A database is a set of interrelated information that represents a particular information system, and it is composed of relationships, commonly known as tables, that store the data referring to an object or an interrelation between objects.
Therefore, if we want to manage academic information using a Database Management System (DBMS) , we have to create(in this particular case) a database that comprises three tables: PROFESORES, ASIGNATURAS and IMPARTE. Each table have its columns, that represents the corresponding attributes of the entity or the foreign keys that allows relationships between tables. The DB that manages this information will be called Ejemplo, and its tables are shown in the next frame.
PROFESORES ( dni : varchar(10), nombre : varchar(40), categoria : char(4), ingreso : date )
IMPARTE ( dni : varchar2(10), asignatura : char(5) )
Primary key: (dni, asignatura)
Foreign key: dni → PROFESORES
Foreign key: asignatura → ASIGNATURAS
Extensions of Ejemplo:
MySQL uses the concept of databases as independent contents, therefore in order to access to a particular table two ways are possible:Adding the name of the database to the name of the table: select * from ejemplo.profesores
Selecting the database first: use ejemplo
Second option allows to perform queries without specifying the database that contains these tables.
As a rule, using more than one table implies the need of a relationship between these tables by a column that they share in common. In this case, dni from profesor, for the relationship between imparte and profesor, and código from asignatura, for the relationship between asignatura and imparte. However, notice that in the table imparte the code of the asignatura is called asignatura and in the table asignaturas is called código. Actually, these attributes are common because they have the same domain and therefore, they can be compared. Domains are defined by the possible types that the DBMS provides.
Data types in the scheme of the DB for every column in each table determines the possible values that these columns can have. They are very important when two tables are related in a Select sentence, since only identical data types columns can be compared, and also when manipulating data, due to the fact that each data type presents specific requirements for its manipulation
Some of the data types that can be found in MySQL are:
In order to query a database, the select order of SQL will be used. With the syntax explained in the previous section, we can be able to formulate all possible requirements (queries) of the tables that compound a specific DB. In this moment, we will see the minimum "select" expression, formed by two clauses, select and from, compulsory elements in every query we made.
The following SQL statement will select all the records in "profesores" table:
select * from profesores
When using asterisk, the DBMS returns all the columns of the table.
select categoria from profesores
Now, we only obtained the "nombre" and "categoria" columns, avoiding the other columns in the output. Therefore, it is possible to require as many columns as we want if they are defined in the table.
select nombre, categoria from profesores
If we want to eliminate duplicates the modifier distinct can be used.
select distinct categoria from profesores
With the statement select-from we obtain the information of the columns of the table required. If we only want to select the rows that fullfil an specific condition, the clause where should be used.

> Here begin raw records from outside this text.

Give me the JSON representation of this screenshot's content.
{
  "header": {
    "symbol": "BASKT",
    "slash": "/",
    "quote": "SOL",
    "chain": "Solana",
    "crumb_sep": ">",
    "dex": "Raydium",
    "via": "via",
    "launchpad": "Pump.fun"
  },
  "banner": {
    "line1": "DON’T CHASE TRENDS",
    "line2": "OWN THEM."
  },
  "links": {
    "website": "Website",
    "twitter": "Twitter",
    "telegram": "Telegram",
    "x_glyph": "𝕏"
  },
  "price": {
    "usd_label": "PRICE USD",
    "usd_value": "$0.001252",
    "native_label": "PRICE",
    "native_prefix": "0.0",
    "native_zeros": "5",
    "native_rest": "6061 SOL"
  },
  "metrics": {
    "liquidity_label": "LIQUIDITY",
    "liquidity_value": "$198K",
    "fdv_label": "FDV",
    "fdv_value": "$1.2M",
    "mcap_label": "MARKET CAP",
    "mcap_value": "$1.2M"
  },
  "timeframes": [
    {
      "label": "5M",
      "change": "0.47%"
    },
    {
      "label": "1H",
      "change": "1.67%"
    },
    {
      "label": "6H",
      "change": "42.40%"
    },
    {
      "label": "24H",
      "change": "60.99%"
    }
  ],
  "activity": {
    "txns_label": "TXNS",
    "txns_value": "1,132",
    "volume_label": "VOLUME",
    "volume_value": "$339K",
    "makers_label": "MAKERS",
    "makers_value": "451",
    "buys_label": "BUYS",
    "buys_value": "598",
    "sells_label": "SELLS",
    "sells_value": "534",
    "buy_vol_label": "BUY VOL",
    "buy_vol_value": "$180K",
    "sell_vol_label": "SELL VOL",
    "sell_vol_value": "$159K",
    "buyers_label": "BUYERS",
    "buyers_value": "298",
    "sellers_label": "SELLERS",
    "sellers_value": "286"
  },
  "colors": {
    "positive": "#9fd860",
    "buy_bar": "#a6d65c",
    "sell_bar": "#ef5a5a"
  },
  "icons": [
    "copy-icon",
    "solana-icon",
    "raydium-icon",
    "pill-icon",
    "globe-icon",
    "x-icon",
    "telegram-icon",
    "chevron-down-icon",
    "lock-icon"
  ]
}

These conditions can use logical conectors such as AND, OR, and NOT, as well as brackets to modify the left-to-right evaluation. Besides, the comparing operators can be also used: >, <, >=, <=, <>, !=. When in doubt, consult the table of precedence of operators, which in the case of MySQL can be found here: is not the same "A and B or C" than "A and (B or C)."
The ORDER BY keyword is used to sort the result-set by a specified column. By default, it sorts the records in ascending order, but it can be done in descending order also.
select creditos, descripcion
The previous result is in ascending order. If we specified the DESC keyword, the result is in descending order (also ASC keyword can be used to ascending ordering)
select creditos, descripcionfrom asignaturaswhere creditos > 4.5order by creditos DESC
More complex ordering criteria can be applied. The next example is performing an ordering by two attributes: when two values are the same for the first attribute, the ordering must be determined by the second one. Notice that is possible to combine the ordering criteria with different data types.
select creditos, descripcion
The relational DBs work with an special value called NULL, that represents missing "unknown" data. . NULL is not the same as "empty string" or "blank"; these ones are concrete values that belong to the character strings, and it is not the same as NULL.
If we have the query "subjects without practical credits" all these possible solutions can return void or erroneous results.
The good one is shown next. What we are really looking for is
There is a subject with no practical credits indeed. This is due to the fact that, in the DB loading, the NULL value was introduced in the creditosp column of the subject HI.
Notice that even the common comparison operator ("equal" symbol) is not possible, you have to use the IS NULL or IS NOT NULL operator.
It is possible to state constants in the select statement, having this constant value in all the rows.
select 'La asignatura ', descripcion, ' tiene ', creditos, ' créditos'